Critics have accused Olds of "the inner necessity of the mother animal" and I have it too: overshareishness.

The point is: my baby boy! Count Milkula! The being who was so small and mammalian at six months I was able to wash him in a small sink in a walk-up in Cambridge is now old enough to be making rhymed couplets AABB with the intent of woo.

His assignment at school was to write a Valentine's Poem for his Secret Friend, using  "roses are red, violets are blue" as a template.  How close are we to a big billowy Keats-shirt, friends? We're very close to that dangerous tantalizing place called Italy. 

I helped him rhyme "flowers" with "super powers." He was like, "Awesome. We're done. Now can I go watch Ninjago?"


Monday, February 9, 2015

An Open Letter to My Son, 9, Regarding The Properties of Ice


Dear Son, 

Walking the cross-country trail last weekend with you in an attempt to "bond" "outdoors" I learned that you don't understand some basics of cold weather science. 

For example that water, when it's solid (we call this -- ICE) is lighter than water when it's a liquid (WATER). Ice floats above water like a raft. A very thin flimsy raft. I can't stress this enough. The flimsiness. The does-not-support-your-weight-ness.

And if you step on it believing that in Baltimore County ice could EVER be frozen solid to a depth of some feet like a Canadian Circle ice fishing lake like in some adventure book for soft modern city boys about self-sufficent fur-trapping 18th Native American boys, you'd be oh so wrong.

Your cheap big-box-store un-beaverskin boots will fill with freezing water, and you'll stand there, ankle deep in a vernal pool totally unlike the Inuit you were trying to emulate, and crying. "Mom!" and I'll be like, "WTF, son?!" You don't just step willy nilly on nature's power.

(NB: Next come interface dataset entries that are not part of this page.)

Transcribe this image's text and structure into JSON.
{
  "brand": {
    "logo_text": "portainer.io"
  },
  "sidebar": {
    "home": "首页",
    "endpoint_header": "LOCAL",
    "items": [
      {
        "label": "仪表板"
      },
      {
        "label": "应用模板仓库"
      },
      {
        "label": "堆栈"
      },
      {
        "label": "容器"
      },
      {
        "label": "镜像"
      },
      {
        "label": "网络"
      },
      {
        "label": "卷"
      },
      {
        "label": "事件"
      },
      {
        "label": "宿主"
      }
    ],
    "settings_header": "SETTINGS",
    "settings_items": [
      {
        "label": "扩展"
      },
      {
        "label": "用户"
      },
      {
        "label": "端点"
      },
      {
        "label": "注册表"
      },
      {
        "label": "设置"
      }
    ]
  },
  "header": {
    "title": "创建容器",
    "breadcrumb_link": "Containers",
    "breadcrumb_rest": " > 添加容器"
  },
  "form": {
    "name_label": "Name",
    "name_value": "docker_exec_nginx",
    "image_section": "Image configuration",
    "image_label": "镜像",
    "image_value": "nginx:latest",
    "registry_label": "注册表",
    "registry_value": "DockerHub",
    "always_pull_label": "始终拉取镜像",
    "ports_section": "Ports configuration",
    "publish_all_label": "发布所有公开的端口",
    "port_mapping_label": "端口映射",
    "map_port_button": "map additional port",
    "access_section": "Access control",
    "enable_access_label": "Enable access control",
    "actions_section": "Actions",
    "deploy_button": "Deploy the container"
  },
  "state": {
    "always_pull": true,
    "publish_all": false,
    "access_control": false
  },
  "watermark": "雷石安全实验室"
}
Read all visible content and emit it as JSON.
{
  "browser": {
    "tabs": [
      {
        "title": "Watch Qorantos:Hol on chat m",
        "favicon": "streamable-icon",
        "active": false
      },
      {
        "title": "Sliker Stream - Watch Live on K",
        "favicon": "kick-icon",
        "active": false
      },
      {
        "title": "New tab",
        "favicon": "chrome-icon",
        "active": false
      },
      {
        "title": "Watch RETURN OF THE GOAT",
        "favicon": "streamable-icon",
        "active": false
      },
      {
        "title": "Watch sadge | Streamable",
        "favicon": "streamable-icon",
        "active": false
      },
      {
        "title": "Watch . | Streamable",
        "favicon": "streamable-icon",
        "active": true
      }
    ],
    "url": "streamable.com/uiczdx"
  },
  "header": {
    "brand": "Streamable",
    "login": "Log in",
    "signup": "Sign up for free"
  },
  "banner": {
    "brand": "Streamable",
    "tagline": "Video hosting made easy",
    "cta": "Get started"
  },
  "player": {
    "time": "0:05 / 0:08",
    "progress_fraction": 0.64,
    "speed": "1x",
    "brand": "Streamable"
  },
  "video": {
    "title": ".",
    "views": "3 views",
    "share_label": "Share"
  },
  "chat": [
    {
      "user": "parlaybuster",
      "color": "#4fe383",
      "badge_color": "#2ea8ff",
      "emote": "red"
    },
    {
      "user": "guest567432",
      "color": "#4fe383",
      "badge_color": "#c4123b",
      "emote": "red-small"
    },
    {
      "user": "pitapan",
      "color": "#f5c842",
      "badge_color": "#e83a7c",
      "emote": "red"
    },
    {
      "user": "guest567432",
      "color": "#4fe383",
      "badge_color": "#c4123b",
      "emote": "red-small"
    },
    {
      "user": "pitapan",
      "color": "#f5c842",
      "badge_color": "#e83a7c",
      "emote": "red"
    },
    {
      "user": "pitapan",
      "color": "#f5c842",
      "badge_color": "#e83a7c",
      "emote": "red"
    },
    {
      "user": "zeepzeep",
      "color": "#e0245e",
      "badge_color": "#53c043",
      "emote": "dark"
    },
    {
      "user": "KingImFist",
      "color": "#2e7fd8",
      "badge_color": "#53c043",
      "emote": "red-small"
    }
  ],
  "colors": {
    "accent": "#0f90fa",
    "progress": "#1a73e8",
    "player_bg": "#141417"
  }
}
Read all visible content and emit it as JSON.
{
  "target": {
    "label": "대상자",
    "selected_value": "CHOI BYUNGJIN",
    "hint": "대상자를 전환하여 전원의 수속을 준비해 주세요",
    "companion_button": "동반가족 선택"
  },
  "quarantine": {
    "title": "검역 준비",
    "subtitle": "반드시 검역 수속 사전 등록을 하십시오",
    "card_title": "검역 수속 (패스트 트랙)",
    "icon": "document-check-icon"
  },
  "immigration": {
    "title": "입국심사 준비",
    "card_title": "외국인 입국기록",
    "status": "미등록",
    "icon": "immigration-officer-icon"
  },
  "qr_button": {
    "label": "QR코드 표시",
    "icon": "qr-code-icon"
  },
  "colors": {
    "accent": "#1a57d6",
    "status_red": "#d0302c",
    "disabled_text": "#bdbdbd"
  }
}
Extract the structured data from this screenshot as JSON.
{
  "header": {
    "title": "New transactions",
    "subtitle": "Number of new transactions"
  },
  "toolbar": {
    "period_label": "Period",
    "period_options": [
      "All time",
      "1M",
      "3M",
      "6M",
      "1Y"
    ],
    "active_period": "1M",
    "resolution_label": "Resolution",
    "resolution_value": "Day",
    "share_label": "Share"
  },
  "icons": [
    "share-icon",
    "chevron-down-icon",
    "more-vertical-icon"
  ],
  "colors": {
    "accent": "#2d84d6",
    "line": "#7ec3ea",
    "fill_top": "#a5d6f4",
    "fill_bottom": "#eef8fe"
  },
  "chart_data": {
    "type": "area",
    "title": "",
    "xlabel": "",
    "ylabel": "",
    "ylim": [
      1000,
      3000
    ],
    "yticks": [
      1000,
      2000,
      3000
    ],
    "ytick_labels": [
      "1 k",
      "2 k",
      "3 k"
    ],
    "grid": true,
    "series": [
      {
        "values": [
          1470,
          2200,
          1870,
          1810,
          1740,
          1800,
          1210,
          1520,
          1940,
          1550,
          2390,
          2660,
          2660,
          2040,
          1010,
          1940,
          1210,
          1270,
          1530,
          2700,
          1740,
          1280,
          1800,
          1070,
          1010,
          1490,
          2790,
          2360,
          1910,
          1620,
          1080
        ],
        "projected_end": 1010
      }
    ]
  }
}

Plus I'll be screeching at the top of my lungs that had the area you stepped in been unknown to me, but thank god it was known to me, because it was a private school cross-country trial,  it could have been very deep and dangerous and the number one thing they should teach you in school is to avoid UNKNOWN ICE and then, sure, fractions are important. 

I would have had to jump in after you with a thermos of brandy belted to my person like a St. Bernard. 

Remember, STEM rules.

Love,

Mom

Friday, February 6, 2015

Pixies



Let us time machine back to the Year of our Lord 1992ish when my sister gave me a mix tape (which is back then what we called a hand-picked-to-pluck-the-heart-strings-of-the-receiver curated collection of audio files) of what would now be called grunge or early 90s alt. that included tracks from the Pixies album Surfer Rosa.

Kurt Cobain of Nirvana said he wanted to sound like them. Smells Like Teen Spirit. 

They were that kind of band. A band that influenced rock gods. If I never thanked my sister properly, I'm thanking her now.

Where Is My Mind? I'll tell you when I hear that song my mind is elsewhere, in Western Massachusetts, in Northampton, in my superheated Victorian dorm room at Smith with the Gloria-Steinem-walked-here feminist superheated feeling captured by the Barbara Kruger t-shirts I chose to walk to Thornes to buy sage smudge sticks to clarify the murk that was my relationship with M -- who was my boyfriend, kinda. It was a confusing time. But the music was so good.

I was majoring in English. However, I liked better spending nights on the Cape calculating the growth rate of mussels, and in the lab, away from Chaucer, and Dustbowl American Lit., dissecting clams for Marine Invertebratology.  Those textbooks I still occasionally hover over, filled with longing for the coastal life that I have not lived.

Pixies is an emotional loud-QUIET-loud and so, I guess, is life. So hella, yes, I'm buying tickets for Boston, for my birthday, suburban riot grrl mother rocker than I was am.

See you there.